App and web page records
Start of Block
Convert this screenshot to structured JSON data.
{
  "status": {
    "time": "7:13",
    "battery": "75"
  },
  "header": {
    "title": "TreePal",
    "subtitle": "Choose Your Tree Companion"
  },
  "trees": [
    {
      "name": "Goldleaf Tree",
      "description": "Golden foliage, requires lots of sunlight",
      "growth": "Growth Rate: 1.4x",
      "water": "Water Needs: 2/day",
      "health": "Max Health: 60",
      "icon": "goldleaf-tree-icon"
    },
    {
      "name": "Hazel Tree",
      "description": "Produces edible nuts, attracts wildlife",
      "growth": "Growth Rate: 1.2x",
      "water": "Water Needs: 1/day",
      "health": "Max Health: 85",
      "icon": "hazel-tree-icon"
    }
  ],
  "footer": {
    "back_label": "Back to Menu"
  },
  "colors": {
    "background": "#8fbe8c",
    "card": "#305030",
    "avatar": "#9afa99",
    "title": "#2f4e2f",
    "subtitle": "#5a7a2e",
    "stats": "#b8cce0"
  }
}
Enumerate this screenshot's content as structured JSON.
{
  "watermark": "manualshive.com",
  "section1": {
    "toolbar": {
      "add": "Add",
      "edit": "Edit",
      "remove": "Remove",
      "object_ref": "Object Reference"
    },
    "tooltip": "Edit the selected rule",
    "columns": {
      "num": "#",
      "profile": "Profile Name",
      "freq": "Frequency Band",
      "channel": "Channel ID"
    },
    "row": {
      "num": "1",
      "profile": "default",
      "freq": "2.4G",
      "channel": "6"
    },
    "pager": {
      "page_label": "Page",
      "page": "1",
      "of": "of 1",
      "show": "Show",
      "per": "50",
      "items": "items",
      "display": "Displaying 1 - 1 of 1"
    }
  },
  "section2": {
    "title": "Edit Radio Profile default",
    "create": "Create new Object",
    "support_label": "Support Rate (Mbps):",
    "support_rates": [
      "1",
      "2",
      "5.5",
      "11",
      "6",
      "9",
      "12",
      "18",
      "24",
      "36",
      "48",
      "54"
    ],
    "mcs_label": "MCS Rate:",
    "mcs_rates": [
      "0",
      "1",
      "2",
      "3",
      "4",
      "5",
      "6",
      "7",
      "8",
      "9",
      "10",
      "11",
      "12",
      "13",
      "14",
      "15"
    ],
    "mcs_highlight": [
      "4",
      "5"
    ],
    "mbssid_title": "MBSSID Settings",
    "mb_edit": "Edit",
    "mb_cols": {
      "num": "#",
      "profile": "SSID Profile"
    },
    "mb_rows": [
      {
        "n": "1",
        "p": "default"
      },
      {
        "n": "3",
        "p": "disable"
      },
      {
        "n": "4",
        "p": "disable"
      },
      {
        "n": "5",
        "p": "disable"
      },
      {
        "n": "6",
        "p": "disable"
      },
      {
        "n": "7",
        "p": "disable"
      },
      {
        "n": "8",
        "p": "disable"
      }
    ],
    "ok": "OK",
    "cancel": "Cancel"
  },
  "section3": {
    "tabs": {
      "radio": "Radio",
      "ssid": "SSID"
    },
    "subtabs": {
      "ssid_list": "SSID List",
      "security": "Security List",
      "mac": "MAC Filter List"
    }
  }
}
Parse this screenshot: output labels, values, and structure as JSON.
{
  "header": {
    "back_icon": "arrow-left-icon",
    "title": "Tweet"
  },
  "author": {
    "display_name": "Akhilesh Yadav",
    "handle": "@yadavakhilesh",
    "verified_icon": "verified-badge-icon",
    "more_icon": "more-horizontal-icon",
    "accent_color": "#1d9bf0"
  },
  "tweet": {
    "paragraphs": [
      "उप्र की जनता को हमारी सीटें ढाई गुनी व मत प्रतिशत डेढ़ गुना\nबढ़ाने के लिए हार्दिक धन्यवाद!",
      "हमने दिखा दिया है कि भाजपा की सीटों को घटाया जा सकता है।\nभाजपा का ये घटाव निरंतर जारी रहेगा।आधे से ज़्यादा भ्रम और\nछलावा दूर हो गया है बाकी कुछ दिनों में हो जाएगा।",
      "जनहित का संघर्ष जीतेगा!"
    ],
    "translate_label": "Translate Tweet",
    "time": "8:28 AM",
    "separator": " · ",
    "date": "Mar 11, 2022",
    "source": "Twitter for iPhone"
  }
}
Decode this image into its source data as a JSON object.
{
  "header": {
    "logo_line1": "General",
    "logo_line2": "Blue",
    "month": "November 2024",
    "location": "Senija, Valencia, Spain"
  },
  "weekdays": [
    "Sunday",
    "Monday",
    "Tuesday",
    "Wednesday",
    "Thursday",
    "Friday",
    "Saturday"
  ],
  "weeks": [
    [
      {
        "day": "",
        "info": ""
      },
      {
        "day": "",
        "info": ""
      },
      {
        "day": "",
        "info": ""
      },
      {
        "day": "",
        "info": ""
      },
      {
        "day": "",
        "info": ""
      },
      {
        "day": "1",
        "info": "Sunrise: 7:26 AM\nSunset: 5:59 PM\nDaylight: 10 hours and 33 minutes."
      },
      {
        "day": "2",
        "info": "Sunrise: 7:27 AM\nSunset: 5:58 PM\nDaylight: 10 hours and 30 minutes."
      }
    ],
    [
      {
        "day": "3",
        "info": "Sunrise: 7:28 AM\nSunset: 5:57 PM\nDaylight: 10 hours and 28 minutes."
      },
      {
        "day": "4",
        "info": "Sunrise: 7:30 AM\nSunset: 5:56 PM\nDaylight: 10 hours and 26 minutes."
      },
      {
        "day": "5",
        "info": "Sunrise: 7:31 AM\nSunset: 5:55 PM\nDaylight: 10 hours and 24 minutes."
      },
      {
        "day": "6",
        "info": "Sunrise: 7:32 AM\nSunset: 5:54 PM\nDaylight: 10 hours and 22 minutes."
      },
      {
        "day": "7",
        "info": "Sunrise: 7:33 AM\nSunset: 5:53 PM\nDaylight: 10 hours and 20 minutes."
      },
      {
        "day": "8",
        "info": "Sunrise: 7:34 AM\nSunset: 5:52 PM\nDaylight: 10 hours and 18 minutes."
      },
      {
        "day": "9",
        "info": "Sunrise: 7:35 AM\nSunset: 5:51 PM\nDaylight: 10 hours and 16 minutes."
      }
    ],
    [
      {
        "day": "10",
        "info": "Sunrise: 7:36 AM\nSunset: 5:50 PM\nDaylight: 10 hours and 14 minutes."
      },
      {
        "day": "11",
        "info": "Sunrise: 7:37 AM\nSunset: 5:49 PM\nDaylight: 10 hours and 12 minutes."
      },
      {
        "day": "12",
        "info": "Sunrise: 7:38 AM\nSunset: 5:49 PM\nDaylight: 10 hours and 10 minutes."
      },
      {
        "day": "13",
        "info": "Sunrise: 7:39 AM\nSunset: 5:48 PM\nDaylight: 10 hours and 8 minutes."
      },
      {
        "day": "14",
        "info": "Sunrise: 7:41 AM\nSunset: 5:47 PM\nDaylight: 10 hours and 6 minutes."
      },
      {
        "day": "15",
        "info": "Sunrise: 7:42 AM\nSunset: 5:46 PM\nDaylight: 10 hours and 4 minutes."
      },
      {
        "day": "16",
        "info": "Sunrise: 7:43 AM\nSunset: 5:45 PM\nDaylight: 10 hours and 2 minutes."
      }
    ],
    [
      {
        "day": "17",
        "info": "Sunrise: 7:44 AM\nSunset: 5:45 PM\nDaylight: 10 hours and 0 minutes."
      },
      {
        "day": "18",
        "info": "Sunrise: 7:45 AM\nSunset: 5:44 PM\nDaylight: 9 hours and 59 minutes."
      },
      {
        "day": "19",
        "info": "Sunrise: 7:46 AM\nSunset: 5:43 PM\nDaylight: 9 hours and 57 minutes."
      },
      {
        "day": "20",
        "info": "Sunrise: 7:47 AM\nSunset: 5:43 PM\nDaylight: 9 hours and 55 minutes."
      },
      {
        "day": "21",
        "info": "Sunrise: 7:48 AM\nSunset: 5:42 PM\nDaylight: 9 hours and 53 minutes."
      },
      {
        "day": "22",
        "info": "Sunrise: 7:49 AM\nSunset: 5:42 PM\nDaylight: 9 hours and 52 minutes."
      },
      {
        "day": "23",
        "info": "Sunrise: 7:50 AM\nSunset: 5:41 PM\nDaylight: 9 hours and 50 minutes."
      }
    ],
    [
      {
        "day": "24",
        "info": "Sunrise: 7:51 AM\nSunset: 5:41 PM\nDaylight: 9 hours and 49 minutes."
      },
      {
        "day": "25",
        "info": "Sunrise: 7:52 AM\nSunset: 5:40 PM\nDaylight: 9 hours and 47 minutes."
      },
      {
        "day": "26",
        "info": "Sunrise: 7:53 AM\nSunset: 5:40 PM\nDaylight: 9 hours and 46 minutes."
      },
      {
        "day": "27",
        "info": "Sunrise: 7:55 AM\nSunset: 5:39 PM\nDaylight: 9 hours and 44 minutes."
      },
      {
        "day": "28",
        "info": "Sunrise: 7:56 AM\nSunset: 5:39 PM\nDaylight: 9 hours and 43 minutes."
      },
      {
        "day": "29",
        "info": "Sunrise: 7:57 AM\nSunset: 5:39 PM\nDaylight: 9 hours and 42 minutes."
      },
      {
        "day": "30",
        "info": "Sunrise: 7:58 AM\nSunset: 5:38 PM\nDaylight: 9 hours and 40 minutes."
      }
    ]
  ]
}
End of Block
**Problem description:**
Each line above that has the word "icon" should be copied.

**Written solution:**
      "icon": "goldleaf-tree-icon"
      "icon": "hazel-tree-icon"
    "back_icon": "arrow-left-icon",
    "verified_icon": "verified-badge-icon",
    "more_icon": "more-horizontal-icon",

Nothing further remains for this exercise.